‘Inland Folk With Dan Maher’ Came To An Abrupt End. Why?
Editor’s Note: Washington State University holds the broadcast license of Northwest Public Broadcasting, though NWPB’s newsroom is editorially independent. Despite that separation, we asked Oregon Public Broadcasting (OPB) to report on this story involving “Inland Folk” host and former WSU employee Dan Maher. Doing so allowed the most separation between the reporting/editing structure and the subject matter. No WSU or NWPB administrator was allowed to review or otherwise approve this story prior to publication.
This is done in keeping with the spirit of openness and transparency outlined by the Code of Ethics of the Society of Professional Journalists, namely under the “Be Accountable and Transparent” section:
“Ethical journalism means taking responsibility for one’s work and explaining one’s decisions to the public. Journalists should:
-Expose unethical conduct in journalism, including within their organizations.
-Abide by the same high standards they expect of others.”
Our journalistic practices are also guided and informed by the NPR ethics handbook.
Anyone with feedback about this personnel and programming decision can email [email protected] and include station manager Kerry Swanson — [email protected] — and general manager Marvin Marcelo — [email protected] -Scott Leadingham, NWPB News Manager
BY DIRK VANDERHART / OPB
After nearly four decades, a mainstay of the folk music scene in the Inland Northwest has gone suddenly quiet.
The radio program “Inland Folk with Dan Maher,” which aired for 37 years, stopped production last month. Its last episode aired Aug. 31 on Northwest Public Broadcasting, and Maher’s relationship with the station has formally ended.
“It’s been 37 years of wonderful music for [the] Northwest and we wish all of you good luck, good health, and a good road,” a message on the show’s webpage reads.

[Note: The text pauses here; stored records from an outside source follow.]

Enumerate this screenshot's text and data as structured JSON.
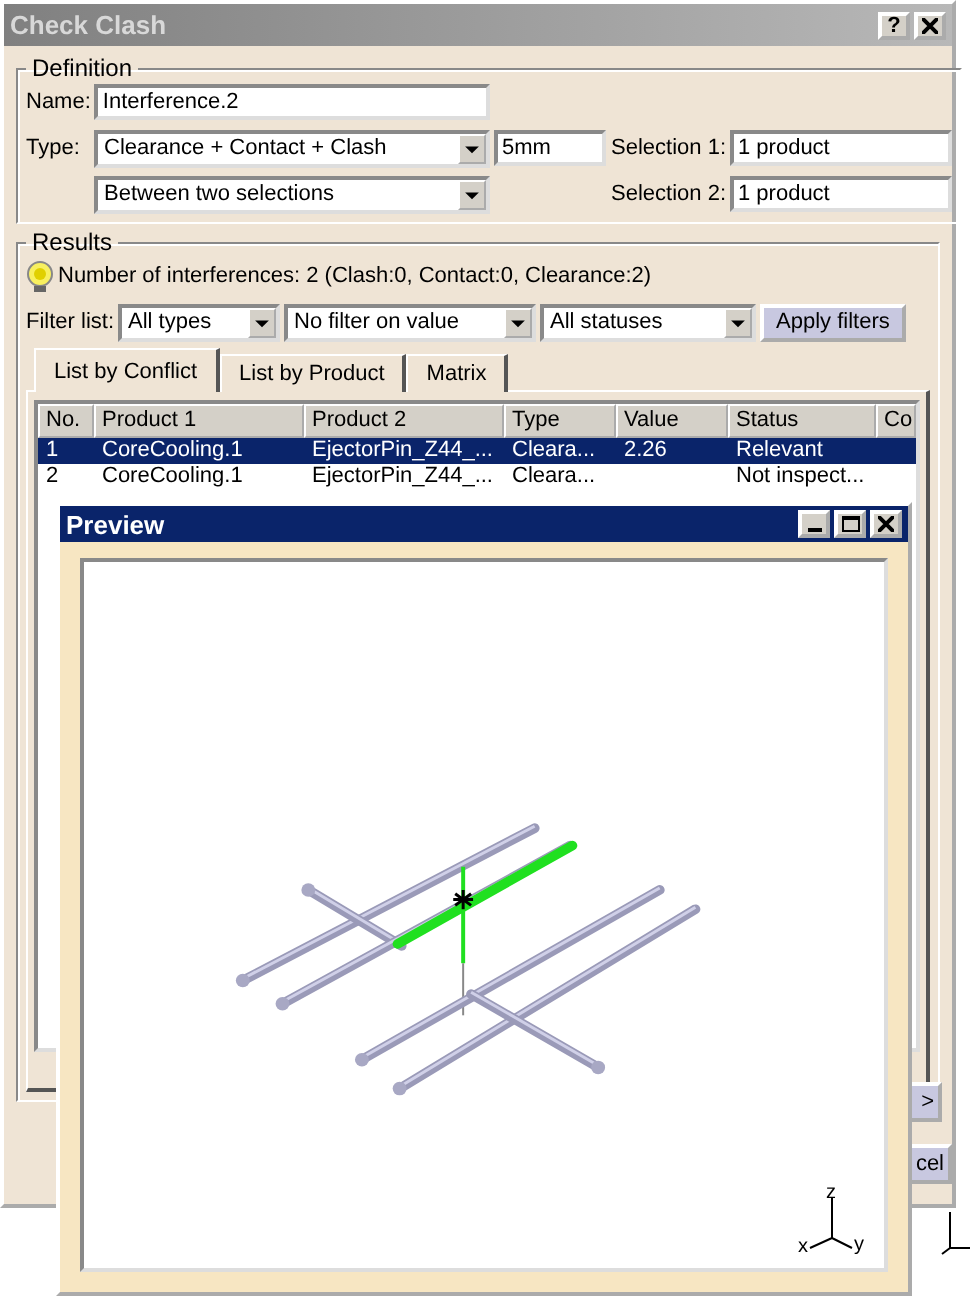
{
  "dialog": {
    "title": "Check Clash",
    "help": "?",
    "definition": {
      "legend": "Definition",
      "name_label": "Name:",
      "name": "Interference.2",
      "type_label": "Type:",
      "type": "Clearance + Contact + Clash",
      "distance": "5mm",
      "mode": "Between two selections",
      "selections": [
        {
          "label": "Selection 1:",
          "value": "1 product"
        },
        {
          "label": "Selection 2:",
          "value": "1 product"
        }
      ]
    },
    "results": {
      "legend": "Results",
      "summary": "Number of interferences: 2 (Clash:0, Contact:0, Clearance:2)",
      "filter_label": "Filter list:",
      "filters": [
        "All types",
        "No filter on value",
        "All statuses"
      ],
      "apply": "Apply filters",
      "tabs": [
        {
          "label": "List by Conflict",
          "selected": true
        },
        {
          "label": "List by Product",
          "selected": false
        },
        {
          "label": "Matrix",
          "selected": false
        }
      ],
      "table": {
        "columns": [
          "No.",
          "Product 1",
          "Product 2",
          "Type",
          "Value",
          "Status",
          "Co"
        ],
        "rows": [
          {
            "cells": [
              "1",
              "CoreCooling.1",
              "EjectorPin_Z44_...",
              "Cleara...",
              "2.26",
              "Relevant"
            ],
            "selected": true
          },
          {
            "cells": [
              "2",
              "CoreCooling.1",
              "EjectorPin_Z44_...",
              "Cleara...",
              "",
              "Not inspect..."
            ],
            "selected": false
          }
        ]
      }
    },
    "buttons": [
      ">",
      "cel"
    ]
  },
  "preview": {
    "title": "Preview",
    "triad": [
      "z",
      "x",
      "y"
    ]
  }
}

The reasons for the show’s sudden end are murky, and have led to speculation and questions among fans and associates.
Maher was a longtime student advisor at Washington State University, which runs NWPB. He retired from that position in June, but was expected to continue producing his longtime radio program.

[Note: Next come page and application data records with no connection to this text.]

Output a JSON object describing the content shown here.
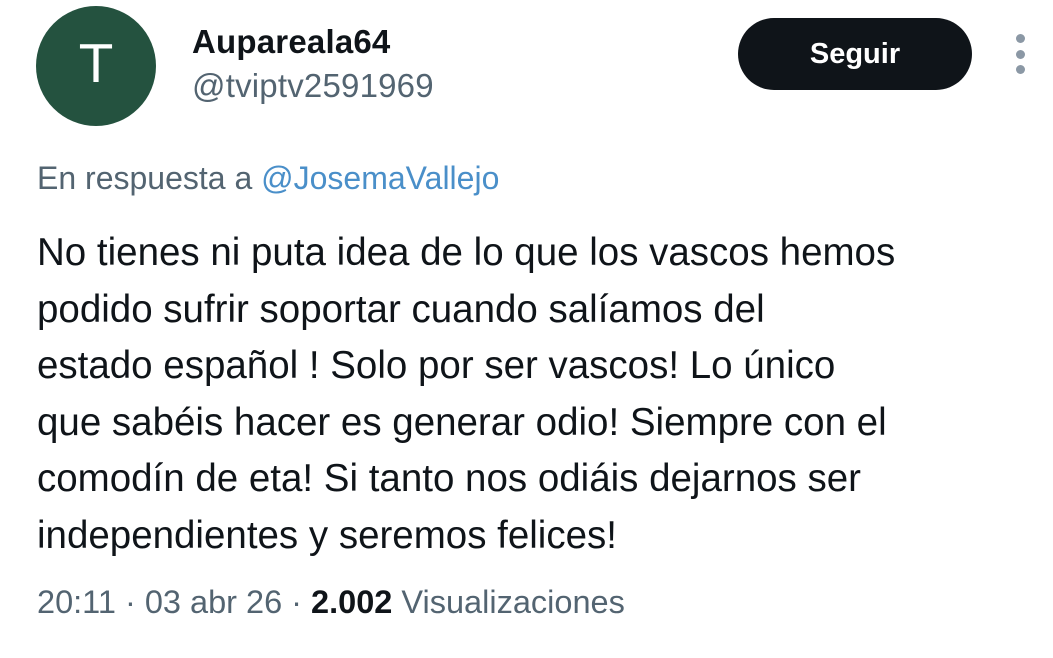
{
  "colors": {
    "avatar_bg": "#24523f",
    "button_bg": "#0f1419",
    "link": "#4a8fc9",
    "secondary_text": "#536471"
  },
  "user": {
    "avatar_letter": "T",
    "display_name": "Aupareala64",
    "handle": "@tviptv2591969"
  },
  "actions": {
    "follow_label": "Seguir",
    "more_icon": "vertical-ellipsis-icon"
  },
  "reply": {
    "prefix": "En respuesta a ",
    "to_handle": "@JosemaVallejo"
  },
  "tweet": {
    "text": "No tienes ni puta idea de lo que los vascos hemos\npodido sufrir soportar cuando salíamos del\nestado español ! Solo por ser vascos! Lo único\nque sabéis hacer es generar odio! Siempre con el\ncomodín de eta! Si tanto nos odiáis dejarnos ser\nindependientes y seremos felices!"
  },
  "meta": {
    "time": "20:11",
    "separator": " · ",
    "date": "03 abr 26",
    "views_count": "2.002",
    "views_label": " Visualizaciones"
  }
}
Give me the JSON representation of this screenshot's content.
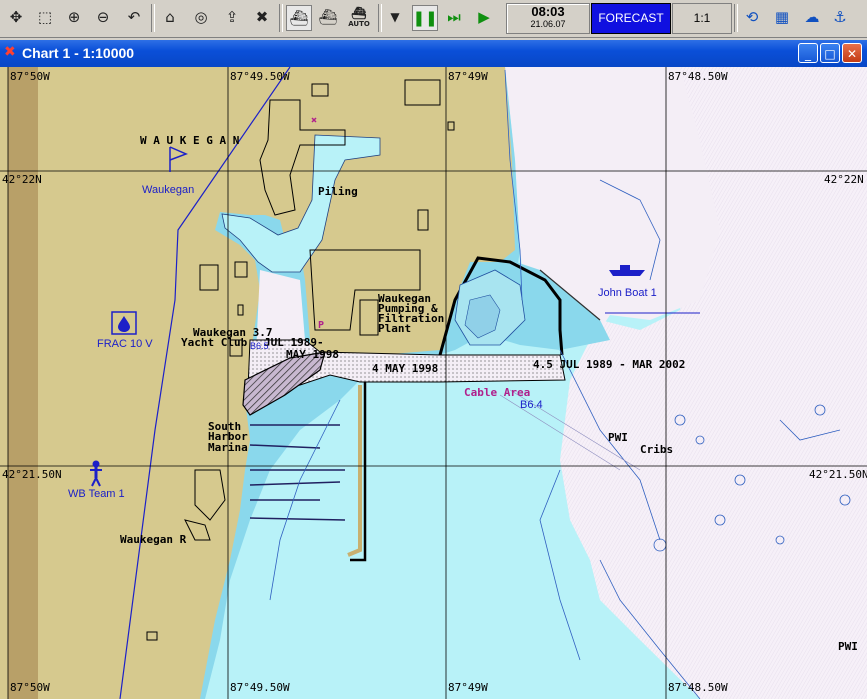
{
  "toolbar": {
    "icons": [
      "pan-icon",
      "zoom-window-icon",
      "zoom-in-icon",
      "zoom-out-icon",
      "undo-icon",
      "route-icon",
      "target-icon",
      "import-icon",
      "erase-icon",
      "ship-up-icon",
      "ship-mode-icon",
      "auto-ship-icon",
      "stop-icon",
      "pause-icon",
      "fast-forward-icon",
      "play-icon"
    ],
    "auto_label": "AUTO",
    "time": "08:03",
    "date": "21.06.07",
    "forecast_label": "FORECAST",
    "scale_label": "1:1"
  },
  "window": {
    "title": "Chart 1 - 1:10000",
    "minimize": "_",
    "maximize": "□",
    "close": "✕"
  },
  "chart": {
    "lon_labels": [
      "87°50W",
      "87°49.50W",
      "87°49W",
      "87°48.50W"
    ],
    "lat_labels": [
      "42°22N",
      "42°21.50N"
    ],
    "place_labels": {
      "town_heading": "W A U K E G A N",
      "waukegan_flag": "Waukegan",
      "piling": "Piling",
      "pumping_1": "Waukegan",
      "pumping_2": "Pumping &",
      "pumping_3": "Filtration",
      "pumping_4": "Plant",
      "yacht_1": "Waukegan 3.7",
      "yacht_2": "Yacht Club",
      "yacht_3": "JUL 1989-",
      "yacht_4": "MAY 1998",
      "depth_may": "4  MAY 1998",
      "depth_jul": "4.5  JUL 1989 - MAR 2002",
      "cable_area": "Cable Area",
      "cable_code": "B6.4",
      "south_1": "South",
      "south_2": "Harbor",
      "south_3": "Marina",
      "pwi": "PWI",
      "cribs": "Cribs",
      "waukegan_r": "Waukegan R",
      "pwi_bottom": "PWI",
      "p_marker": "P",
      "b_marker": "B6.5"
    },
    "targets": {
      "frac": "FRAC 10 V",
      "wb_team": "WB Team 1",
      "john_boat": "John Boat 1"
    },
    "colors": {
      "land": "#d6c98e",
      "shallow": "#8ad8ec",
      "mid": "#b8f2f8",
      "deep": "#f4eef6",
      "grid": "#000000",
      "target": "#1c20c8",
      "magenta": "#b0208c"
    }
  }
}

In an interview on Sept. 3, Maher said he’d decided to end the show abruptly after personal struggles.
“I don’t want a lot of questions,” he said. “Things are happening in my life that are just leading me into areas that I need to square away.”
Specifically, Maher said, “Something happened a couple weeks back that I said to a really good friend out of anger. That said to me I’m not on top of this.” He declined to go into details.

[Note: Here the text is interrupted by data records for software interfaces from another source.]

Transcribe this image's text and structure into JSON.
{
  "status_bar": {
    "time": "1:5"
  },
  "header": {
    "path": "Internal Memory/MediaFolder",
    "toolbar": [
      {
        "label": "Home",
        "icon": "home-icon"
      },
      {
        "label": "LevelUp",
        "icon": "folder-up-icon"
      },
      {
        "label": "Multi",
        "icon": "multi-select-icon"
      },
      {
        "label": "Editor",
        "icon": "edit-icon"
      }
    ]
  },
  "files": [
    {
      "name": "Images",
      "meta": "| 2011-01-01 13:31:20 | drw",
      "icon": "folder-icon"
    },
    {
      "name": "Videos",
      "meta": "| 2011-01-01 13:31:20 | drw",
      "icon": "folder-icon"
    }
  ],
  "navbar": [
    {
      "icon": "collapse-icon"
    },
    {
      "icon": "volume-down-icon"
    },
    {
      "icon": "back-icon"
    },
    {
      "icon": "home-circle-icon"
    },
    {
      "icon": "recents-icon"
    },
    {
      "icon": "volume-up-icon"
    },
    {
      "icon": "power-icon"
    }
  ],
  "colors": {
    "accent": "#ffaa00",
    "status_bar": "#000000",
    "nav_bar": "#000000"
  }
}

Maher, who is blind, also said he was struggling with the fact he’d soon have to get rid of a long-time service dog, and that he was dealing with what he described as family issues. He insisted that his retirement from WSU and the decision to end “Inland Folk” were voluntary, and said he’d decided to retire earlier this year.
In an email to staff on Aug. 29, NWPB General Manager Marvin Marcelo suggested the broadcaster had made the decision to end the longtime partnership.
“As most of you have heard by now, Dan Maher announced his retirement from WSU, and we have decided to end Inland Folk and Jam with Dan,” wrote Marcelo, referring to a television program aired by NWPB in which Maher performs with musical guests. “We wish Dan well in his future endeavors.”
Asked whether Maher’s retirement was the sole factor in canceling his shows, Marcelo responded to a reporter, “There are many factors we take into consideration when programming for our radio and TV stations.”
A page for “Inland Folk” on the NWPB website was briefly taken down last week, but eventually restored following questions about the show’s demise.
Spokane Public Radio, which also aired “Inland Folk,” was surprised to hear the show was ending and will air the last episode this weekend, according to Cary Boyce, the president and general manager.
Phil Weiler, WSU’s vice president of marketing and communication, did not answer questions about the nature of Maher’s retirement.
“Dan Maher is no longer working for Washington State University,” Weiler wrote in an email. “As a matter of course, WSU does not [publicly discuss] personnel matters other than to confirm employment status.”
The university’s Student Involvement department hosted a “retirement celebration” for Maher, and the university’s student government, which Maher advised, praised his work.
“You are truly one of a kind and we will miss your humor, knowledge and talkative personality,” the Associated Students of Washington State University wrote in a Facebook post.
Since debuting in the early ‘80s, Maher has become a celebrated and familiar face to folk music fans in the Inland Northwest. Beyond his radio and television shows, he often performed with his acoustic guitar in and around the Pullman-Moscow area. Just last weekend, Maher helped headline and emcee the Tumbleweed Folk Festival in Richland.
Maher suggested he’d continue playing moving forward.
“Right now I need to do some more music,” he said. “I need to go out and sing to people and be with people.”